Diane Walton said: “Dad was a reluctant hero. It wasn’t until we went back to Normandy in 2018 that I knew about his achievements in the war.

“He was just a lovely, lovely dad. He was full of life, full of fun and larger than life.

“He used to go out everyday.
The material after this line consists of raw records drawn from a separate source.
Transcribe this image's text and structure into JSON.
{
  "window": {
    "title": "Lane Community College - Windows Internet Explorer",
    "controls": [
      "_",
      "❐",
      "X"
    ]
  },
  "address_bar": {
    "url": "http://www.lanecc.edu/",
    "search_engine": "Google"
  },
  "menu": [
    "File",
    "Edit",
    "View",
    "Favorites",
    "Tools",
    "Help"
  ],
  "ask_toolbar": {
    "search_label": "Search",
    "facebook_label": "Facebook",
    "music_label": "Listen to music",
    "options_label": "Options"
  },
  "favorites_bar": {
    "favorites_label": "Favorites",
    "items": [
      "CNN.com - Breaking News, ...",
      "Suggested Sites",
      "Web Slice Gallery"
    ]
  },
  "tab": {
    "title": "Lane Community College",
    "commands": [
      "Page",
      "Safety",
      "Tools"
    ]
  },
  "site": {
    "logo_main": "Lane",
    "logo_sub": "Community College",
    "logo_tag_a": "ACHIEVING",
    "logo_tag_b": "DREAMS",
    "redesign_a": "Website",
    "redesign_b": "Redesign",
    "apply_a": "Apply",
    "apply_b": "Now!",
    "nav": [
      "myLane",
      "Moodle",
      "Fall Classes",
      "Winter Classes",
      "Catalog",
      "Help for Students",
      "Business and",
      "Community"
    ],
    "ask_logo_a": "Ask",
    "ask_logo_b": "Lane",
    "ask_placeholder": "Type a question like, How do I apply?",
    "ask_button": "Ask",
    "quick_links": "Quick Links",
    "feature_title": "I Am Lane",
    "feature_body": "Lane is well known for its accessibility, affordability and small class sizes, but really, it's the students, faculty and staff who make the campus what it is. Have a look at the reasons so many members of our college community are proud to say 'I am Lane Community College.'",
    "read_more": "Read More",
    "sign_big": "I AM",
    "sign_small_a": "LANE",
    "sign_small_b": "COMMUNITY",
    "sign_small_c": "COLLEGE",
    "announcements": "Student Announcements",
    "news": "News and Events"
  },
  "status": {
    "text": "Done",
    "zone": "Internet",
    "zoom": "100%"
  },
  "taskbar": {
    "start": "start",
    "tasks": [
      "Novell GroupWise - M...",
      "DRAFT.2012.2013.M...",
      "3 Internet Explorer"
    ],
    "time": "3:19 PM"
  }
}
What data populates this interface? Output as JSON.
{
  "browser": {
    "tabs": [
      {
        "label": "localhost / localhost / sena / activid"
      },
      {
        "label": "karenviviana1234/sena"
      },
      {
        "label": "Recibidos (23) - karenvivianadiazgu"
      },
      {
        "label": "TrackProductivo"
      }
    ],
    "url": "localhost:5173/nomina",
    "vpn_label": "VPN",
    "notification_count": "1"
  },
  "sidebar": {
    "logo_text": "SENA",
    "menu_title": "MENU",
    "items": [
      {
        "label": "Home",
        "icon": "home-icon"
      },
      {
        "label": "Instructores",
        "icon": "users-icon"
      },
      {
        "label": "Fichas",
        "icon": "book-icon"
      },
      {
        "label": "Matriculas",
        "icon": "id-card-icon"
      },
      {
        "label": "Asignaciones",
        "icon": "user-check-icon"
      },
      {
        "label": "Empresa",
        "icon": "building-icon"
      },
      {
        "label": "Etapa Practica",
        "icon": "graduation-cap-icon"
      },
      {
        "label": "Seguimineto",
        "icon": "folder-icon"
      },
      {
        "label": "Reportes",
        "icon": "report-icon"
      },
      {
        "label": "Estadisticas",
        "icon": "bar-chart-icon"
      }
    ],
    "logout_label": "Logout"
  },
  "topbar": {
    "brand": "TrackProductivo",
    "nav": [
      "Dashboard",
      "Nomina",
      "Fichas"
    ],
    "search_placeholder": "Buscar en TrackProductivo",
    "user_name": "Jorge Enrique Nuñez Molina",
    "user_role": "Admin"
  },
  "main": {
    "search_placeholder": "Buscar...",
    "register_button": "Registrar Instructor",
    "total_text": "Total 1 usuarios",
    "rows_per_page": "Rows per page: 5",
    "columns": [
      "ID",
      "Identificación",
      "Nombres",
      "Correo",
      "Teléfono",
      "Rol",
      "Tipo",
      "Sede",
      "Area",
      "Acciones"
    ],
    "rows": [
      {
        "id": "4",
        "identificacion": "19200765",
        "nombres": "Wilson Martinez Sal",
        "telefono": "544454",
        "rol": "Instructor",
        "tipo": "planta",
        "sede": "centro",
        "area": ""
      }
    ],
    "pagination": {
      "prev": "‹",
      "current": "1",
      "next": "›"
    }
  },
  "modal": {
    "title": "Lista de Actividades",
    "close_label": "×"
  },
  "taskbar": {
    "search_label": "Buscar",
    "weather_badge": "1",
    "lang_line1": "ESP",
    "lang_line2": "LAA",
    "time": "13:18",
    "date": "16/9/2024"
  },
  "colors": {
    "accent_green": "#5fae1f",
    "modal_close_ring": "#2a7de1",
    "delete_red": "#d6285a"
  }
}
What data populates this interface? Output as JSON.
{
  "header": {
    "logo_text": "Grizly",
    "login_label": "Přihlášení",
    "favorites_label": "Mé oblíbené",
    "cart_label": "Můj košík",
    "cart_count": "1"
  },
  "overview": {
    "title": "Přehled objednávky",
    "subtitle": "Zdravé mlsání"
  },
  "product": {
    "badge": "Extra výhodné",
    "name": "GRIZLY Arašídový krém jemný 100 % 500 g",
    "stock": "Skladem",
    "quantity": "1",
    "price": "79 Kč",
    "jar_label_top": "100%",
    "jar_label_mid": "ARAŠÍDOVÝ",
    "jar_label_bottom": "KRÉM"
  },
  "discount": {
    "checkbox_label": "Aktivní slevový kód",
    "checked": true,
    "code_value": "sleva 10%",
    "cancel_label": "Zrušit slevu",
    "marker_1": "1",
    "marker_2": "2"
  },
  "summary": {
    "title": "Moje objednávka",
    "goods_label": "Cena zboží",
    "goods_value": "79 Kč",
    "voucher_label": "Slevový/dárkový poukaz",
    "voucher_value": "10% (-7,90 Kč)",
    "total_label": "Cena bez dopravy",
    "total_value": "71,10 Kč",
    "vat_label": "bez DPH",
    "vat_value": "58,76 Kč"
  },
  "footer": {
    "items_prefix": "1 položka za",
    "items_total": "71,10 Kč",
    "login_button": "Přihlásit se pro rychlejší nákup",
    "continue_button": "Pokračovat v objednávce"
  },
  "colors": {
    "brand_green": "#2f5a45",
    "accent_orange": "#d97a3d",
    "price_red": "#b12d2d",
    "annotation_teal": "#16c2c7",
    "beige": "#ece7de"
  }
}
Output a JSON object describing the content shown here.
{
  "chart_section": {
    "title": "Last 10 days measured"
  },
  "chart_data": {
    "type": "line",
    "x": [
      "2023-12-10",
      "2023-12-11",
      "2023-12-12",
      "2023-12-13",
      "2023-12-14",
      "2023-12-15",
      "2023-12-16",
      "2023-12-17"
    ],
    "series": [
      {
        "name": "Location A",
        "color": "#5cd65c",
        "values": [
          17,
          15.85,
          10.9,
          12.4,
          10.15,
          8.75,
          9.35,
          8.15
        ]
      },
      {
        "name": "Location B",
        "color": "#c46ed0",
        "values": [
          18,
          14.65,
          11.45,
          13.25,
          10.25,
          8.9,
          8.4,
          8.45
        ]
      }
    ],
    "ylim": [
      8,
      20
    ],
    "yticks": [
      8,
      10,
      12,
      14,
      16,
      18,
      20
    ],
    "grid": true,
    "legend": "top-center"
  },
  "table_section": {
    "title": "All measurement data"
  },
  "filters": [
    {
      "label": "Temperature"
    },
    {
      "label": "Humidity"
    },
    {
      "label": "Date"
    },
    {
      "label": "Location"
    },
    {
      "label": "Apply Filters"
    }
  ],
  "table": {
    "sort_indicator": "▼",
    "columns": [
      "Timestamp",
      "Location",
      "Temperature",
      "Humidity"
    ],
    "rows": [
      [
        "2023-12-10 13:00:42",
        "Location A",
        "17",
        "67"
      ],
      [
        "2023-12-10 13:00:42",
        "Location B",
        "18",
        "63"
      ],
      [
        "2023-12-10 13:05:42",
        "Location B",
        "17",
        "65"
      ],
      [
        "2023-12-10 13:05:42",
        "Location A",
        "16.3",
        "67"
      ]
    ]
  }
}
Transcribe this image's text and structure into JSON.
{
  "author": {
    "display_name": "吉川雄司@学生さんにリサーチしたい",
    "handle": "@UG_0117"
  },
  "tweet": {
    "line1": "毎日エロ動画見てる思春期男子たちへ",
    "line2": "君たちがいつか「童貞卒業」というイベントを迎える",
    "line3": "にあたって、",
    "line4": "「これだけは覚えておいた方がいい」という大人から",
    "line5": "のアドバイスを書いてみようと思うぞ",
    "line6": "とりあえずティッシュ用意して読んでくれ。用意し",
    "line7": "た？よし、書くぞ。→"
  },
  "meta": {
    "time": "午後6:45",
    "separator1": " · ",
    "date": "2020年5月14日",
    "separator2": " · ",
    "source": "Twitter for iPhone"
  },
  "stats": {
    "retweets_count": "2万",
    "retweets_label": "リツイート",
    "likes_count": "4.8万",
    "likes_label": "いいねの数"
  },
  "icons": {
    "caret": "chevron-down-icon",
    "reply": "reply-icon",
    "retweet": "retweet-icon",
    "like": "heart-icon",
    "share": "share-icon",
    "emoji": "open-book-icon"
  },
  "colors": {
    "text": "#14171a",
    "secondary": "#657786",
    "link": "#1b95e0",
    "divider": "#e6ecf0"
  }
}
He’d pop down to town and was generally very active until the end and he was always sharp as a tack.

Former Lord-Lieutenant of Northamptonshire David Laing surprised Albert by calling him up to present him with the Legion of Honour in 2019.

“He was also passionate about raising money particularly for the Blind Veterans charity."

During his time in the navy Albert was stationed in Normandy the night before D-Day where he signalled Canadian Army assault crafts from Juno Beach.

Later that year and five days before his 21st birthday, Albert was missing and presumed dead in Antwerp when a V2 rocket killed 567 people.

Among the dead was Albert’s friend who had been sitting beside him, but Albert himself was buried alive and then dug out by Canadian forces.

Albert spent his special birthday with nurses picking out rubble and shrapnel from his face and body.

For his bravery and service, Albert was awarded France's highest military medal - the Legion d'Honneur back in 2019 when he was surprised by family members and the Lord Lieutenant of Northamptonshire.

Diane added: “We are incredibly proud of him and his achievements and he was really blown away by the Legion d’Honneur he was awarded.

“He had an active war, but he would make us laugh with all his stories of things that happened.

“We’d heard them hundreds of times over the years so much so that I started recording him telling the stories.”

Upon returning from war Albert worked in the shoe and boot industry, as a bookmaker and then as an office manager until he retired.

Albert enjoyed horse racing and bowls and was even on his team’s bowls tour in Western-super-Mare just weeks before he died.

Last year, he also took part in a fundraiser for Blind Veterans where he completed 26 squats a day on his balcony during lockdown.

Albert leaves behind Diane, her brother and a loving family who will miss him greatly.